Adding Realism To The Unrealistic:
Needless to say, Pokemon is quite unrealistic – really, trust me on that one – but there were certain elements that really never made sense even if you did suspend your belief. One such moment was whenever you entered a Pokemon battle in a building or small space. Sounds like a dumb idea right? Well turns out it is.
During one scene, Red and Giovanni battle inside someone’s top floor office.

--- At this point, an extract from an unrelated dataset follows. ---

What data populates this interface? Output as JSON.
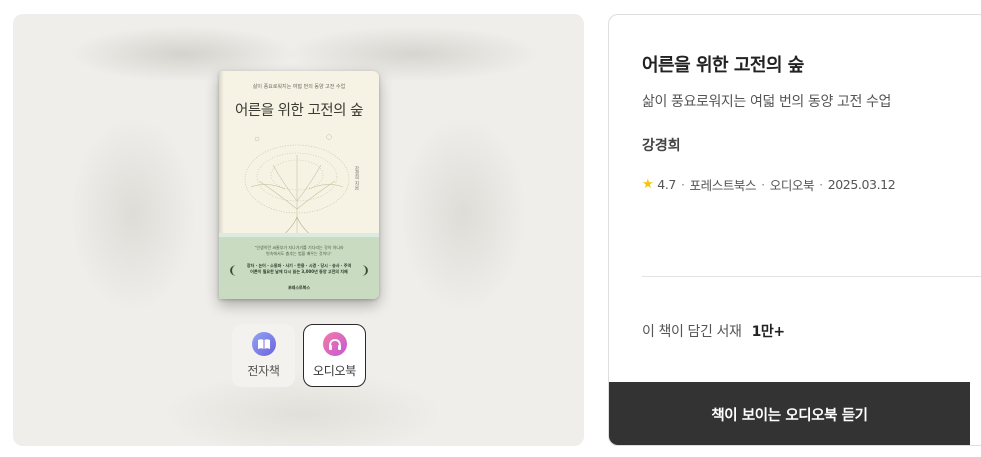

It’s a nice roomy office – don’t get me wrong – but two large Pokemon like Charizard and Nidoqueen battling in this confined space ends with the entire top floor exploding and the building itself losing power.
Clearly you can’t have so many consequences in an old time kids game from the late 90s, but it was refreshing to see this mini-series add that dimension to it. These are powerful creatures battling, there’s bound to be consequences – which brings us to our next topic.
No telling of Red/Blue version would be complete without all 150 Pokemon, and so we come to the genetically enhanced/perpetually berserk being known as Mewtwo. In the original game, Cerulean Cave was just another place for you to explore, but here there is actual reason for entering.
Determined to beat Red and reclaim his place as Pokemon League Champion, Blue decides to train in Cerulean Cave where he meets a Pokemon he’s never seen before. During the ensuing battle, Mewtwo not only demolishes Blue’s team, but also crushes him underneath his own Blastoise. This isn’t the cold, calculating Mewtwo we met in Pokemon: The First Movie. This Mewtwo is pure rage. No speech, just pure destructive power.
After hearing about Blue’s condition, Red learns what he can and decides to go face this monster – without the aid of a Master Ball. The ensuing battle is simply amazing and ends with Red’s Charizard not only saving Red’s life, but also Mega Evolving. Being introduced in Pokemon X/Y, Mega Evolutions at first seem a little out of place in this story, but is actually a nice addition.
Instead of being something that just ‘happens’ if you have the right gems like in the new games, here Mega Evolutions require a pair of gems – not Pokemon specific though – but really fully on the bond between trainer and Pokemon. In this their ultimate test, Mega Evolution serves as a testament to everything Red and Charizard have been through.
Inside Jokes Just For Us:
Its great to see the overarching story of this mini-series follow that of the original games, but the moments that really made me happy were the tiny little inside jokes that all of us original players would get. Whether it’s getting tricked into buying a worthless Magikarp outside Mount Moon or having someone in Lavender town joke about seeing a ‘white hand on your shoulder’, there are references that only someone who literally played the game will get. Moments so unimportant that they would never show up in any plot summaries.
The best of these had to be when we see Red facing a Chansey in the Safari Zone. In the Safari Zone, you couldn’t battle wild Pokemon. You had 4 options: Throw a Rock, Throw Food, Throw a Safari Ball, or Run. Some Pokemon spooked more than others, but the most difficult was always Chansey. Seeing Red freak out when Chansey turns and runs was a moment everyone could relate to at one time or another in the Safari Zone.
If you were a fan in the late 90s, you owe it to yourself to watch this miniseries/movie. From all of its references and inside jokes, this was truly made for the original fans. Forget about competitive breeding, 700+ species, Poke-gods, and everything else that has been added to the series in recent years. This is Pokemon in all its original glory and you owe it to yourself to reminisce like this – at least for one last time.